Sacred Heritage in Japan is the first volume to explicitly address the topics of Japanese religion and heritage preservation in connection with each other.
The book examines what happens when places of worship and ritual practices are rebranded as national culture. It also considers the impact of being designated tangible or intangible cultural properties and, more recently, as UNESCO World or Intangible Heritage. Drawing on primary ethnographic and historical research, the contributions to this volume show the variety of ways in which different actors have contributed to, negotiated, and at times resisted the transformation of religious traditions into heritage. They analyse the conflicts that emerge about questions of signification and authority during these processes of transformation. The book provides important new perspectives on the local implications of UNESCO listings in the Japanese context and showcases the diversity of "sacred heritage" in present-day Japan.
Combining perspectives from heritage studies, Japanese studies, religious studies, history, and social anthropology, the volume will be of interest to scholars and students who want to learn more about the diversity of local responses to heritage conservation in non-Western societies.

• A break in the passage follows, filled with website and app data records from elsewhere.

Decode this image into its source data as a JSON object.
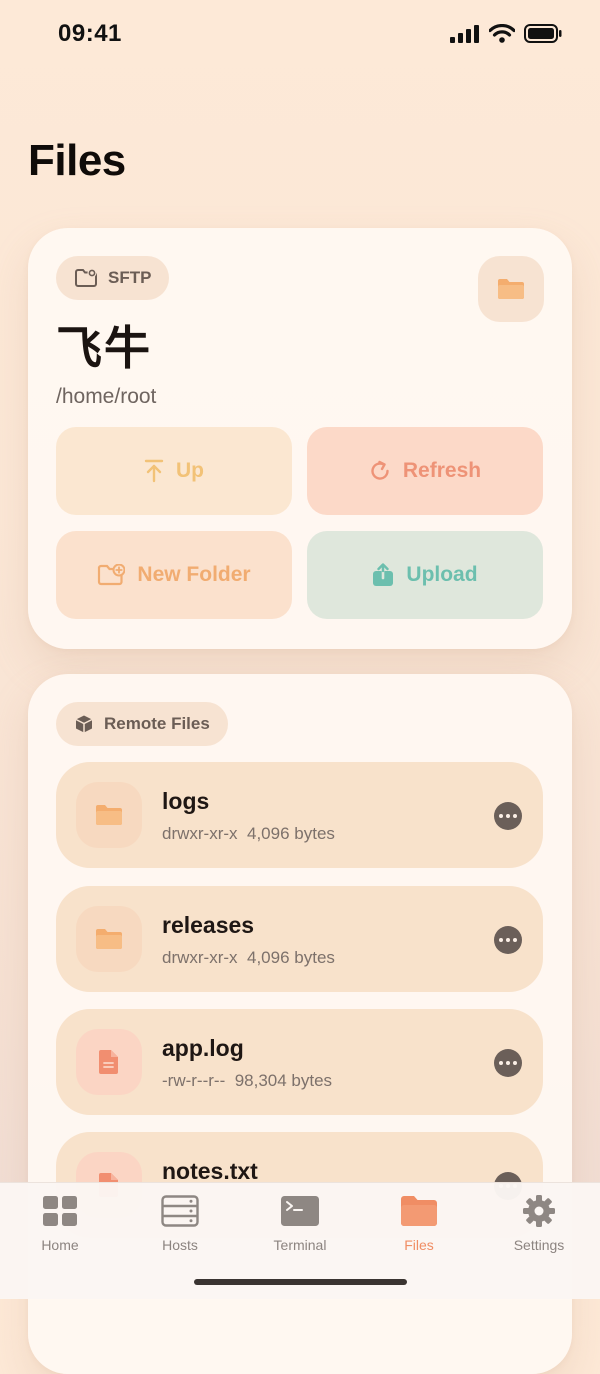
{
  "status_bar": {
    "time": "09:41"
  },
  "page": {
    "title": "Files"
  },
  "server_card": {
    "protocol": "SFTP",
    "name": "飞牛",
    "path": "/home/root",
    "actions": {
      "up": "Up",
      "refresh": "Refresh",
      "new_folder": "New Folder",
      "upload": "Upload"
    }
  },
  "files_card": {
    "section_label": "Remote Files",
    "items": [
      {
        "name": "logs",
        "permissions": "drwxr-xr-x",
        "size": "4,096 bytes",
        "kind": "folder"
      },
      {
        "name": "releases",
        "permissions": "drwxr-xr-x",
        "size": "4,096 bytes",
        "kind": "folder"
      },
      {
        "name": "app.log",
        "permissions": "-rw-r--r--",
        "size": "98,304 bytes",
        "kind": "document"
      },
      {
        "name": "notes.txt",
        "permissions": "",
        "size": "",
        "kind": "document"
      }
    ]
  },
  "tab_bar": {
    "tabs": [
      {
        "label": "Home",
        "icon": "grid-icon"
      },
      {
        "label": "Hosts",
        "icon": "server-rack-icon"
      },
      {
        "label": "Terminal",
        "icon": "terminal-icon"
      },
      {
        "label": "Files",
        "icon": "folder-icon"
      },
      {
        "label": "Settings",
        "icon": "gear-icon"
      }
    ],
    "active": "Files"
  },
  "colors": {
    "accent": "#f08d64",
    "up": "#f2c277",
    "refresh": "#ee9377",
    "new_folder": "#f1ac71",
    "upload": "#6cbfae",
    "folder_icon": "#f4ad6e",
    "document_icon": "#f18e70"
  }
}
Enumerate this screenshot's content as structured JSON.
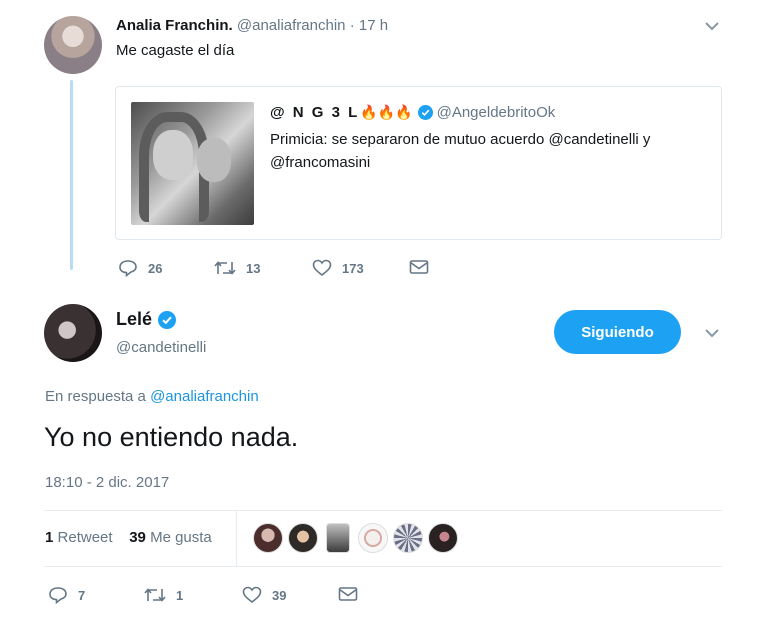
{
  "tweet1": {
    "name": "Analia Franchin.",
    "handle": "@analiafranchin",
    "time": "· 17 h",
    "text": "Me cagaste el día",
    "actions": {
      "replies": "26",
      "retweets": "13",
      "likes": "173"
    }
  },
  "quote": {
    "name": "@ N G 3 L",
    "name_emoji": "🔥🔥🔥",
    "handle": "@AngeldebritoOk",
    "text": "Primicia: se separaron de mutuo acuerdo @candetinelli y @francomasini"
  },
  "tweet2": {
    "name": "Lelé",
    "handle": "@candetinelli",
    "follow_label": "Siguiendo",
    "reply_prefix": "En respuesta a",
    "reply_handle": "@analiafranchin",
    "text": "Yo no entiendo nada.",
    "timestamp": "18:10 - 2 dic. 2017",
    "stats": {
      "retweets_count": "1",
      "retweets_label": "Retweet",
      "likes_count": "39",
      "likes_label": "Me gusta"
    },
    "actions": {
      "replies": "7",
      "retweets": "1",
      "likes": "39"
    }
  },
  "colors": {
    "accent": "#1da1f2",
    "link": "#1b95e0",
    "thread_line": "#b9dcf5",
    "muted": "#657786"
  }
}
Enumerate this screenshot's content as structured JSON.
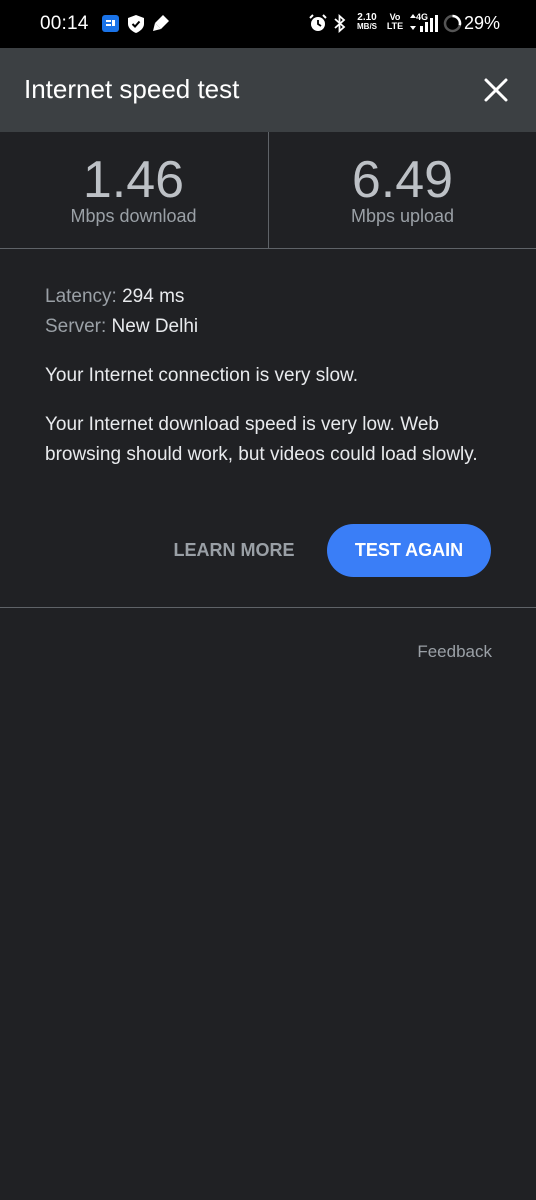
{
  "status_bar": {
    "time": "00:14",
    "net_speed_value": "2.10",
    "net_speed_unit": "MB/S",
    "volte_top": "Vo",
    "volte_bottom": "LTE",
    "network_type": "4G",
    "battery_percent": "29%"
  },
  "header": {
    "title": "Internet speed test",
    "close_icon": "close-icon"
  },
  "metrics": {
    "download": {
      "value": "1.46",
      "unit": "Mbps download"
    },
    "upload": {
      "value": "6.49",
      "unit": "Mbps upload"
    }
  },
  "details": {
    "latency_label": "Latency:",
    "latency_value": "294 ms",
    "server_label": "Server:",
    "server_value": "New Delhi"
  },
  "result": {
    "summary": "Your Internet connection is very slow.",
    "description": "Your Internet download speed is very low. Web browsing should work, but videos could load slowly."
  },
  "actions": {
    "learn_more_label": "LEARN MORE",
    "test_again_label": "TEST AGAIN"
  },
  "footer": {
    "feedback_label": "Feedback"
  },
  "colors": {
    "background": "#202124",
    "header": "#3c4043",
    "accent_button": "#3a7ef7",
    "status_bar": "#000000"
  }
}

It will also be of interest to scholars and students engaged in the study of Japanese religion, society, or cultural policies.
Table of Contents
Chapter 1 Heritage-Making and the Transformation of Religion in Modern Japan
Mark Teeuwen and Aike P. Rots
Chapter 2 The Politics of Japan’s Use of World Heritage: From Ratifying the World Heritage Convention to the Mozu–Furuichi Tumulus Clusters
Tze M. Loo
Chapter 3 An Introduction to Multilateral Heritage Politics: Japan and the World Heritage Convention
Chapter 4 World Cultural Heritage and Women’s Exclusion from Sacred Sites in Japan
Lindsey E. DeWitt
Chapter 5 Whose Sacred Site? Contesting World Heritage at Sefa Utaki
Aike P. Rots
Chapter 6 What Does it Mean to Become UNESCO Intangible Cultural Heritage? The Case of aenokoto
Chapter 7 Kyoto’s Gion Float Parade as Heritage: Between Culture, Religion, and Faith
Chapter 8 The Story Beyond UNESCO: Local Buddhist Temples and the Heritage of Survival in Regional Japan
Paulina K. Kolata
Chapter 9 Omissions, Stratagems, and Dissent: The Shikoku Pilgrimage and the Problems of Applying for World Heritage Status
Aike P. Rots is Associate Professor of Asian Studies at the University of Oslo. His research interests include religion and the environment, ritual and sacred space, human–nature relations, and the politics of religion in contemporary East and Southeast Asia.
Mark Teeuwen is Professor of Japanese Studies at the University of Oslo. His field of research is the history of religion in Japan.